The platform delivered the Integrated Workflow Management solution within the timeframe, and also made the team confident with using the different technology elements from the platform to develop further use cases.
Workforce Management is a type of platform that requires the function of multi-skilled BOTs capable of operating in different processes across the business. The multi-tenancy nature of these BOTs means that a large number of them will be able to reside on a single machine and perform different processes simultaneously. What’s more, it also enables users to utilise the same machine to perform varied functions at the same capacity in unison.
The benefits of having an automation strategy
The benefits of having a clear and measured approach to automation that meets your companies needs is distinct. These use cases are all supported by one common finding from the survey.
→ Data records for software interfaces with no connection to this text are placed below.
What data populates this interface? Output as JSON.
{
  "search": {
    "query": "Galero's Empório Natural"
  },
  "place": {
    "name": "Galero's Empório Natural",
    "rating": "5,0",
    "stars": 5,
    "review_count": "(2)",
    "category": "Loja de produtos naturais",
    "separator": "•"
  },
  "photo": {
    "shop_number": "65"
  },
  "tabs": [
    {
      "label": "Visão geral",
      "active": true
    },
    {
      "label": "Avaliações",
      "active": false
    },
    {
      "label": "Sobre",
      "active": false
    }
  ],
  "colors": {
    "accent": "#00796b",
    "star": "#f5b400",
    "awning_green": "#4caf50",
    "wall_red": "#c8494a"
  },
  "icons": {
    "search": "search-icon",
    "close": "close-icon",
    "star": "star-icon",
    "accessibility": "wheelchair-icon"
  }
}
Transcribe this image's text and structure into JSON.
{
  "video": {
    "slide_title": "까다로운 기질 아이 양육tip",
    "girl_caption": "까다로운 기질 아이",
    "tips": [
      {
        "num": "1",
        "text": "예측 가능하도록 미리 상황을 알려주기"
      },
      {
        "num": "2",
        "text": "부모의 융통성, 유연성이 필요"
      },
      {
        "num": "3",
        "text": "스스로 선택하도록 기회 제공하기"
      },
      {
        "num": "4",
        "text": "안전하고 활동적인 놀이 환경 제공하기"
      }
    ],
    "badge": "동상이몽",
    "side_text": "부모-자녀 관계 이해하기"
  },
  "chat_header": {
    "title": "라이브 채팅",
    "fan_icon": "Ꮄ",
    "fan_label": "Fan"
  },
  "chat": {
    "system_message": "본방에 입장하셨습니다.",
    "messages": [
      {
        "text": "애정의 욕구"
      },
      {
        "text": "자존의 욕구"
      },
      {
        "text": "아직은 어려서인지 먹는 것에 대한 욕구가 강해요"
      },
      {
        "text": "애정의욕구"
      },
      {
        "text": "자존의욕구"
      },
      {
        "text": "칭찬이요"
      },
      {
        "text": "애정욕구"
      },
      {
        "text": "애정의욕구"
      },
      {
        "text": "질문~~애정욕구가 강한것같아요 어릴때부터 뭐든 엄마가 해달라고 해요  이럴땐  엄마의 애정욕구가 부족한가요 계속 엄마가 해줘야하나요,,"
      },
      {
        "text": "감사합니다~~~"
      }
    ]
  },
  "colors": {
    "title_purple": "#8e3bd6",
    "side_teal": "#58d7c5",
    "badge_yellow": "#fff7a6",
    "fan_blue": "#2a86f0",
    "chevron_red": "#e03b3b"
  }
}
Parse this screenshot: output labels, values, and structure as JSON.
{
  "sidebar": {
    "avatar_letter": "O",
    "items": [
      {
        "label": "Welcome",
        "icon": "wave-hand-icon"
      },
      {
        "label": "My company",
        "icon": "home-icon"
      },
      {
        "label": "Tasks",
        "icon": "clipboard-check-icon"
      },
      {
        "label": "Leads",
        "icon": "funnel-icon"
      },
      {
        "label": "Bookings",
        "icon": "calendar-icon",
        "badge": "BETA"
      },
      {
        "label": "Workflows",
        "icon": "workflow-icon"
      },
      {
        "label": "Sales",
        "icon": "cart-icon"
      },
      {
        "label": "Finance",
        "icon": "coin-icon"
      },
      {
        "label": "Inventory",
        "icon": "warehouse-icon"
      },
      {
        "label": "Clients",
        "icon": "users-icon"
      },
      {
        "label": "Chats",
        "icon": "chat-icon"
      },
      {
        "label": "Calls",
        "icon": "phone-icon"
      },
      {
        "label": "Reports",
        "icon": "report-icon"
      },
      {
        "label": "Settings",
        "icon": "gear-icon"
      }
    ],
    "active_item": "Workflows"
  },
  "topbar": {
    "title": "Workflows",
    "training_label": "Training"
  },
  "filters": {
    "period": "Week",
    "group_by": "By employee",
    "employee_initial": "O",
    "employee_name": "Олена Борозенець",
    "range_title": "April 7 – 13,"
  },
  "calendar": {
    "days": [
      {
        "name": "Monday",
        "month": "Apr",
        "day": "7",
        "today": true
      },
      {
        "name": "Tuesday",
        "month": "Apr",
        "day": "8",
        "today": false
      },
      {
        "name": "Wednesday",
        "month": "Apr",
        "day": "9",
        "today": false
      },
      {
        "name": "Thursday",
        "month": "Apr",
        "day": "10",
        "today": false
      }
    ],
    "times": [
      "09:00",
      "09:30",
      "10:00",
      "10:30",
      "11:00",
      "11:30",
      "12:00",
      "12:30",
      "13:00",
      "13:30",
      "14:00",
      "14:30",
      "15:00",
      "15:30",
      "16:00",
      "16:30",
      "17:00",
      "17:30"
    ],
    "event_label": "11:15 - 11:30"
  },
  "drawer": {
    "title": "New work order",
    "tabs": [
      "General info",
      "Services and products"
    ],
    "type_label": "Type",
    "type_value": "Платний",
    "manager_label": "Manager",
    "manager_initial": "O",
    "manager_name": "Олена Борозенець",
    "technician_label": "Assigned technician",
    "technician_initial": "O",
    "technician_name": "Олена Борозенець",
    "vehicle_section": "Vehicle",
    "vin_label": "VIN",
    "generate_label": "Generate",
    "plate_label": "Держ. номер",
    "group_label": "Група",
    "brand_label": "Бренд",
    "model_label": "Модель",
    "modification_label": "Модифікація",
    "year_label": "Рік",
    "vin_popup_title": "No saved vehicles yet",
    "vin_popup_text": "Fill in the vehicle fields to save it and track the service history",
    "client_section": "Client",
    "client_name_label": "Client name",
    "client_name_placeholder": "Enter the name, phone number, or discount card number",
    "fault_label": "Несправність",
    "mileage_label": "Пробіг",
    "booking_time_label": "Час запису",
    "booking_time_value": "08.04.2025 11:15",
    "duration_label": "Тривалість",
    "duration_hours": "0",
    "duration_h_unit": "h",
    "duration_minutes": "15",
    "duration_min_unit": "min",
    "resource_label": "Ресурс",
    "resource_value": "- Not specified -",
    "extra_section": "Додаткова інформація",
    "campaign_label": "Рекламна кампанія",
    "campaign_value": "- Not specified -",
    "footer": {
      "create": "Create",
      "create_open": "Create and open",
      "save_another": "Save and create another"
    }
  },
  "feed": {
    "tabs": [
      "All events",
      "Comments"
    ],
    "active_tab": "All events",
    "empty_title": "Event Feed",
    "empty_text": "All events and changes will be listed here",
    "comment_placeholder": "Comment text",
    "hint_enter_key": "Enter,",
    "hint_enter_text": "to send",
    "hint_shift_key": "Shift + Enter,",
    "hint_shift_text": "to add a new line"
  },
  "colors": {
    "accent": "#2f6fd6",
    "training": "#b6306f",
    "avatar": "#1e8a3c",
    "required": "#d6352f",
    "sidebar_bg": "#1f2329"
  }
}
At Least 70 per cent of enterprise leaders from the survey believe that having an integrated approach across AI, analytics, and automation will; help them achieve visible gains in end-to-end process performance and efficiencies, and; help scale-up adoption across the enterprise, instead of confining the benefits only to specific tasks within some functions.
What's more, over a quarter of leaders, according to the research, are looking at IA technologies as key transformational levers for new and unprecedented business gains and value metrics.
Enterprises want revenue growth and improved customer service experience. Over 30 per cent of leaders think they can deliver on these objectives, but primarily at tactical and functional levels. There are great opportunities to achieve transformational gains at a strategic level, too. If the organisations can scale the adoption of the emerging technologies at the enterprise level across the critical process chains, it ultimately impacts customer experience and top-line indicators.
By having the right automation tools in place that match the specific type of business processes and also needs, enterprises will continue to see great value and potential in automation. Key enterprises that are leveraging the powers of not only automation but intelligent automation technologies, are experiencing exponential gains in business outcomes due to improved process quality, accuracy, and efficiency. As a result, many will be able to provide enhanced customer and employee experience; reduced errors and rework. Other top-line gains have been noticed too, like new ways to do business, new markets, customer segments, and new revenue streams such as those from digital and tech-enabled business channels and digital-native customers.
As referenced, there will be challenges that potential adoptees of automation will have to tackle head on, with the main recurring issues being the inefficient use of the technology and the failure to scale the technology’s usage up beyond offering limited improvements in specific tasks’ performance. However, this can only be addressed if companies can assess all their options before implementing the right technology that can improve their overall operational efficiency and take their business performances to the next level.
Asheesh Mehra, CEO and Co-Founder, AntWorks